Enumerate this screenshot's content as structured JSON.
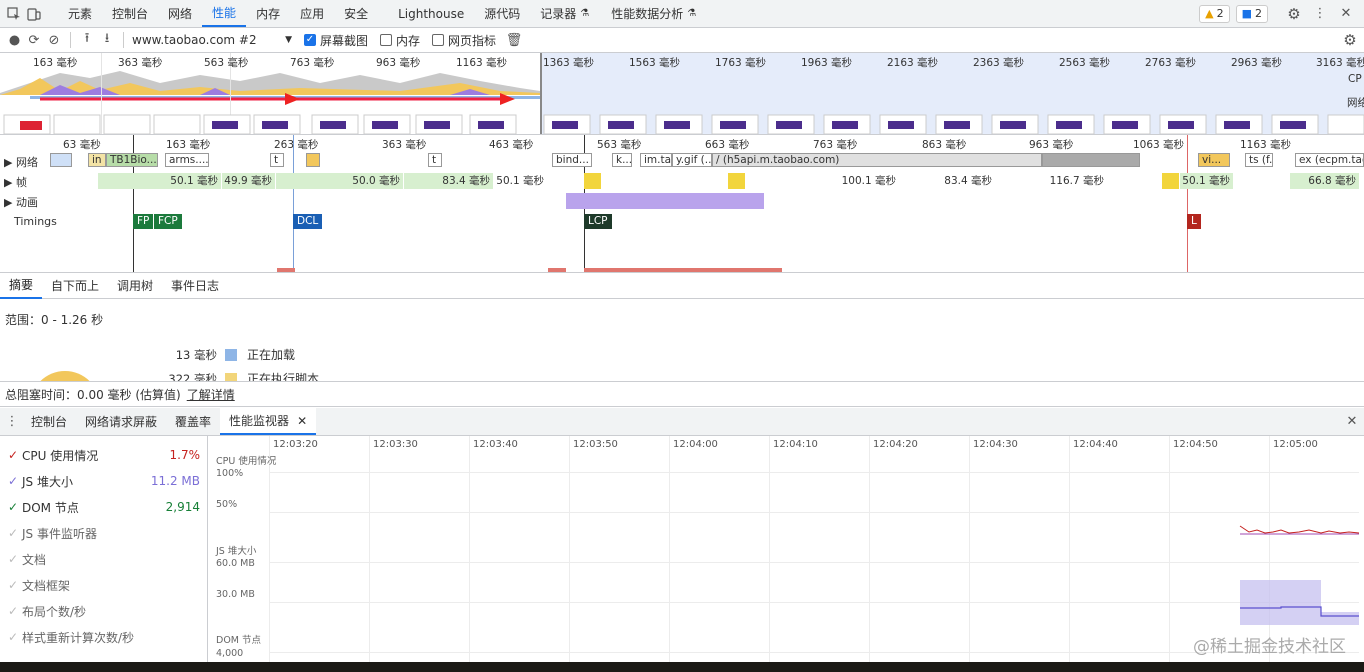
{
  "tabbar": {
    "tabs": [
      "元素",
      "控制台",
      "网络",
      "性能",
      "内存",
      "应用",
      "安全",
      "Lighthouse",
      "源代码",
      "记录器",
      "性能数据分析"
    ],
    "active": "性能",
    "warnings": "2",
    "messages": "2"
  },
  "toolbar": {
    "url": "www.taobao.com #2",
    "screenshots_label": "屏幕截图",
    "memory_label": "内存",
    "webvitals_label": "网页指标"
  },
  "overview": {
    "ticks": [
      "163 毫秒",
      "363 毫秒",
      "563 毫秒",
      "763 毫秒",
      "963 毫秒",
      "1163 毫秒",
      "1363 毫秒",
      "1563 毫秒",
      "1763 毫秒",
      "1963 毫秒",
      "2163 毫秒",
      "2363 毫秒",
      "2563 毫秒",
      "2763 毫秒",
      "2963 毫秒",
      "3163 毫秒"
    ],
    "side_labels": [
      "CP",
      "网络"
    ]
  },
  "timeline": {
    "ticks": [
      "63 毫秒",
      "163 毫秒",
      "263 毫秒",
      "363 毫秒",
      "463 毫秒",
      "563 毫秒",
      "663 毫秒",
      "763 毫秒",
      "863 毫秒",
      "963 毫秒",
      "1063 毫秒",
      "1163 毫秒"
    ],
    "tracks": {
      "network": "网络",
      "frames": "帧",
      "animation": "动画",
      "timings": "Timings"
    },
    "network_items": [
      "in",
      "TB1Bio...",
      "arms....",
      "t",
      "t",
      "bind...",
      "k...",
      "im.tao",
      "y.gif (...",
      "/ (h5api.m.taobao.com)",
      "vi...",
      "ts (f...",
      "ex (ecpm.tao"
    ],
    "frames": [
      "50.1 毫秒",
      "49.9 毫秒",
      "50.0 毫秒",
      "83.4 毫秒",
      "50.1 毫秒",
      "100.1 毫秒",
      "83.4 毫秒",
      "116.7 毫秒",
      "50.1 毫秒",
      "66.8 毫秒"
    ],
    "markers": [
      "FP",
      "FCP",
      "DCL",
      "LCP",
      "L"
    ]
  },
  "summary": {
    "tabs": [
      "摘要",
      "自下而上",
      "调用树",
      "事件日志"
    ],
    "active": "摘要",
    "range": "范围：0 - 1.26 秒",
    "legend": [
      {
        "value": "13 毫秒",
        "label": "正在加载",
        "color": "#8eb5e6"
      },
      {
        "value": "322 毫秒",
        "label": "正在执行脚本",
        "color": "#f2d57a"
      }
    ]
  },
  "blocking": {
    "text": "总阻塞时间：0.00 毫秒 (估算值)",
    "link": "了解详情"
  },
  "drawer": {
    "tabs": [
      "控制台",
      "网络请求屏蔽",
      "覆盖率",
      "性能监视器"
    ],
    "active": "性能监视器"
  },
  "monitor": {
    "metrics": [
      {
        "name": "CPU 使用情况",
        "value": "1.7%",
        "color": "#c5221f",
        "checked": true
      },
      {
        "name": "JS 堆大小",
        "value": "11.2 MB",
        "color": "#7b6fd6",
        "checked": true
      },
      {
        "name": "DOM 节点",
        "value": "2,914",
        "color": "#188038",
        "checked": true
      },
      {
        "name": "JS 事件监听器",
        "value": "",
        "color": "#888",
        "checked": false
      },
      {
        "name": "文档",
        "value": "",
        "color": "#888",
        "checked": false
      },
      {
        "name": "文档框架",
        "value": "",
        "color": "#888",
        "checked": false
      },
      {
        "name": "布局个数/秒",
        "value": "",
        "color": "#888",
        "checked": false
      },
      {
        "name": "样式重新计算次数/秒",
        "value": "",
        "color": "#888",
        "checked": false
      }
    ],
    "times": [
      "12:03:20",
      "12:03:30",
      "12:03:40",
      "12:03:50",
      "12:04:00",
      "12:04:10",
      "12:04:20",
      "12:04:30",
      "12:04:40",
      "12:04:50",
      "12:05:00"
    ],
    "axis": {
      "cpu_title": "CPU 使用情况",
      "cpu_100": "100%",
      "cpu_50": "50%",
      "heap_title": "JS 堆大小",
      "heap_60": "60.0 MB",
      "heap_30": "30.0 MB",
      "dom_title": "DOM 节点",
      "dom_4000": "4,000"
    }
  },
  "watermark": "@稀土掘金技术社区"
}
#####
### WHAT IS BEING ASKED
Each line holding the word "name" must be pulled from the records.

### ANSWER BOX
        "name": "CPU 使用情况",
        "name": "JS 堆大小",
        "name": "DOM 节点",
        "name": "JS 事件监听器",
        "name": "文档",
        "name": "文档框架",
        "name": "布局个数/秒",
        "name": "样式重新计算次数/秒",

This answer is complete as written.